Data for this exercise Start Marker

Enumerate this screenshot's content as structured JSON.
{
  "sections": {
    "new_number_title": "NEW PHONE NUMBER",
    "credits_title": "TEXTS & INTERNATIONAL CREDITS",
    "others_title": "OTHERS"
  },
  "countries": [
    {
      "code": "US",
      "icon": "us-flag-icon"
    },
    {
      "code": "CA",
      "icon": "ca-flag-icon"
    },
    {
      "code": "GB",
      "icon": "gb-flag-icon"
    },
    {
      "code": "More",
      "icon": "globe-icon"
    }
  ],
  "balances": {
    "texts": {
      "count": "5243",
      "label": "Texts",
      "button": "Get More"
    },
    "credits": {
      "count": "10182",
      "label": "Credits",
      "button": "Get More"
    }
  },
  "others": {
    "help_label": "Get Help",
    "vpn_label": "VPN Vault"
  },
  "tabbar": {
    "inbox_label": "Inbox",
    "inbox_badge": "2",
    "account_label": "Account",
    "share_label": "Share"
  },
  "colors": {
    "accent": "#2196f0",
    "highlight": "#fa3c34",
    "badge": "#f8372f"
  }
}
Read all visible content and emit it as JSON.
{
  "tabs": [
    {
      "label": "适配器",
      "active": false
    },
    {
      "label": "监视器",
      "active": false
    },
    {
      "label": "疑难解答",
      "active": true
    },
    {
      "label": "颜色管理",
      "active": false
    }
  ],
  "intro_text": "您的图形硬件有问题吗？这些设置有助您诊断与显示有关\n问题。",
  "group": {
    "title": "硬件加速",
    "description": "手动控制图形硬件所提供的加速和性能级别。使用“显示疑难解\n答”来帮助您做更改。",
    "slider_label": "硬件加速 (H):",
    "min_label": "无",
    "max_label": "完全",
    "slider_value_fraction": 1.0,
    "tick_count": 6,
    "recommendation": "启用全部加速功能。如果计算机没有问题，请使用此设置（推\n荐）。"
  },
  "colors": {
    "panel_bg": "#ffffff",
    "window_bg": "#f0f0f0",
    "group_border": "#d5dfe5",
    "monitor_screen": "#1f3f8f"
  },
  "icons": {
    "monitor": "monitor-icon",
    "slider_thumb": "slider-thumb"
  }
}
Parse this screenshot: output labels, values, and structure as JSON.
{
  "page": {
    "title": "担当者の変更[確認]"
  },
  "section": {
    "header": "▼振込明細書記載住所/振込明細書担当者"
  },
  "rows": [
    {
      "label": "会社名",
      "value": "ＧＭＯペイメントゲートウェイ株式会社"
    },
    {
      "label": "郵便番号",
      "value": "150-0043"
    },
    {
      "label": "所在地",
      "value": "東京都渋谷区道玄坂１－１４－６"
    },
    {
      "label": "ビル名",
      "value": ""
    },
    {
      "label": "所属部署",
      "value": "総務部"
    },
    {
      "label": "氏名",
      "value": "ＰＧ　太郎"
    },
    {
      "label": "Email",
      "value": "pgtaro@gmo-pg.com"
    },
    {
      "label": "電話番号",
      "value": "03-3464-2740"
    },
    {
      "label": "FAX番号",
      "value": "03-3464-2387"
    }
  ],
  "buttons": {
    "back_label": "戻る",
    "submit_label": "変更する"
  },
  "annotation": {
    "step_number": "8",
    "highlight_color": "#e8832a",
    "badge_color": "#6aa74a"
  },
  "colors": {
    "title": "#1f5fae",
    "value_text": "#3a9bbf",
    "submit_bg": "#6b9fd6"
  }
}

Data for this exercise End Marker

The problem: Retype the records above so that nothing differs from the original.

Response area:
Enumerate this screenshot's content as structured JSON.
{
  "sections": {
    "new_number_title": "NEW PHONE NUMBER",
    "credits_title": "TEXTS & INTERNATIONAL CREDITS",
    "others_title": "OTHERS"
  },
  "countries": [
    {
      "code": "US",
      "icon": "us-flag-icon"
    },
    {
      "code": "CA",
      "icon": "ca-flag-icon"
    },
    {
      "code": "GB",
      "icon": "gb-flag-icon"
    },
    {
      "code": "More",
      "icon": "globe-icon"
    }
  ],
  "balances": {
    "texts": {
      "count": "5243",
      "label": "Texts",
      "button": "Get More"
    },
    "credits": {
      "count": "10182",
      "label": "Credits",
      "button": "Get More"
    }
  },
  "others": {
    "help_label": "Get Help",
    "vpn_label": "VPN Vault"
  },
  "tabbar": {
    "inbox_label": "Inbox",
    "inbox_badge": "2",
    "account_label": "Account",
    "share_label": "Share"
  },
  "colors": {
    "accent": "#2196f0",
    "highlight": "#fa3c34",
    "badge": "#f8372f"
  }
}
Read all visible content and emit it as JSON.
{
  "tabs": [
    {
      "label": "适配器",
      "active": false
    },
    {
      "label": "监视器",
      "active": false
    },
    {
      "label": "疑难解答",
      "active": true
    },
    {
      "label": "颜色管理",
      "active": false
    }
  ],
  "intro_text": "您的图形硬件有问题吗？这些设置有助您诊断与显示有关\n问题。",
  "group": {
    "title": "硬件加速",
    "description": "手动控制图形硬件所提供的加速和性能级别。使用“显示疑难解\n答”来帮助您做更改。",
    "slider_label": "硬件加速 (H):",
    "min_label": "无",
    "max_label": "完全",
    "slider_value_fraction": 1.0,
    "tick_count": 6,
    "recommendation": "启用全部加速功能。如果计算机没有问题，请使用此设置（推\n荐）。"
  },
  "colors": {
    "panel_bg": "#ffffff",
    "window_bg": "#f0f0f0",
    "group_border": "#d5dfe5",
    "monitor_screen": "#1f3f8f"
  },
  "icons": {
    "monitor": "monitor-icon",
    "slider_thumb": "slider-thumb"
  }
}
Parse this screenshot: output labels, values, and structure as JSON.
{
  "page": {
    "title": "担当者の変更[確認]"
  },
  "section": {
    "header": "▼振込明細書記載住所/振込明細書担当者"
  },
  "rows": [
    {
      "label": "会社名",
      "value": "ＧＭＯペイメントゲートウェイ株式会社"
    },
    {
      "label": "郵便番号",
      "value": "150-0043"
    },
    {
      "label": "所在地",
      "value": "東京都渋谷区道玄坂１－１４－６"
    },
    {
      "label": "ビル名",
      "value": ""
    },
    {
      "label": "所属部署",
      "value": "総務部"
    },
    {
      "label": "氏名",
      "value": "ＰＧ　太郎"
    },
    {
      "label": "Email",
      "value": "pgtaro@gmo-pg.com"
    },
    {
      "label": "電話番号",
      "value": "03-3464-2740"
    },
    {
      "label": "FAX番号",
      "value": "03-3464-2387"
    }
  ],
  "buttons": {
    "back_label": "戻る",
    "submit_label": "変更する"
  },
  "annotation": {
    "step_number": "8",
    "highlight_color": "#e8832a",
    "badge_color": "#6aa74a"
  },
  "colors": {
    "title": "#1f5fae",
    "value_text": "#3a9bbf",
    "submit_bg": "#6b9fd6"
  }
}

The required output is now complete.